This article examines British press coverage of Renate Williams a female teacher accused of sexually assaulting her adolescent male pupil during a school trip. On the basis of a textual analysis of tabloid and broadsheet reporting of the case, I argue that through focus on her appearance,
marital status, background and mental health, the press representation worked to construct Williams as guilty even though she was subsequently acquitted of all charges by the criminal justice system. The frame of Williams transgressing both gender and professional expectations was central
to the press reporting in this case. Relating the media reports in the Williams case to existing feminist scholarship on gender, crime and the media, the article argues that her gender was used as a source of titillation to diminish her accusation, thereby exposing the potential contradictions
in press representations of allegations of sexual abuse by women.
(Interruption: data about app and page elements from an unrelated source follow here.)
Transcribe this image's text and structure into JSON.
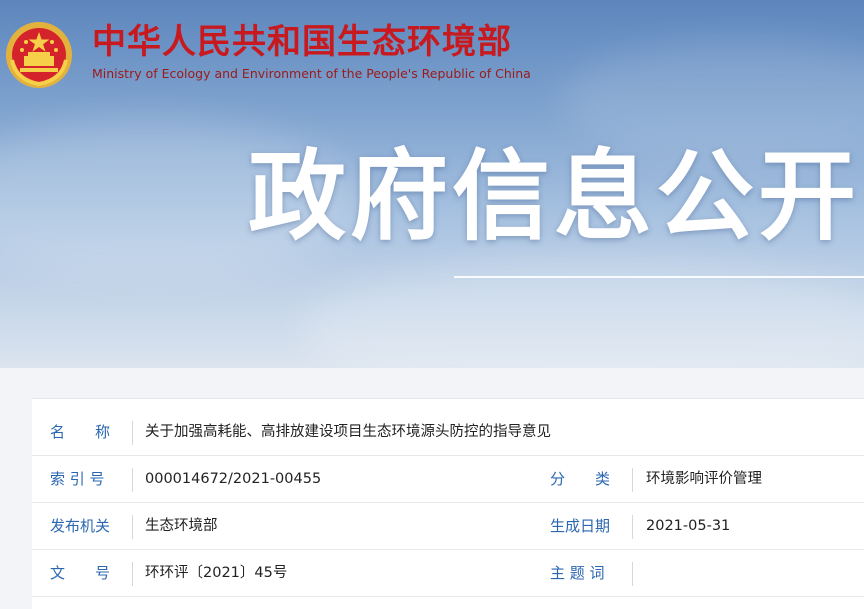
{
  "header": {
    "ministry_cn": "中华人民共和国生态环境部",
    "ministry_en": "Ministry of Ecology and Environment of the People's Republic of China",
    "banner_title": "政府信息公开",
    "emblem_icon": "national-emblem-icon"
  },
  "colors": {
    "brand_red": "#c8191f",
    "label_blue": "#2b67b1"
  },
  "info": {
    "name": {
      "label": "名　　称",
      "value": "关于加强高耗能、高排放建设项目生态环境源头防控的指导意见"
    },
    "index_no": {
      "label": "索 引 号",
      "value": "000014672/2021-00455"
    },
    "category": {
      "label": "分　　类",
      "value": "环境影响评价管理"
    },
    "issuer": {
      "label": "发布机关",
      "value": "生态环境部"
    },
    "date": {
      "label": "生成日期",
      "value": "2021-05-31"
    },
    "doc_no": {
      "label": "文　　号",
      "value": "环环评〔2021〕45号"
    },
    "subject": {
      "label": "主 题 词",
      "value": ""
    }
  }
}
The International Journal of Media and Cultural Politics is committed to analyzing the politics of communication(s) and cultural processes. It addresses cultural politics in their local, international and global dimensions, recognizing equally the importance of issues defined by their specific cultural geography and those that traverse cultures and nations.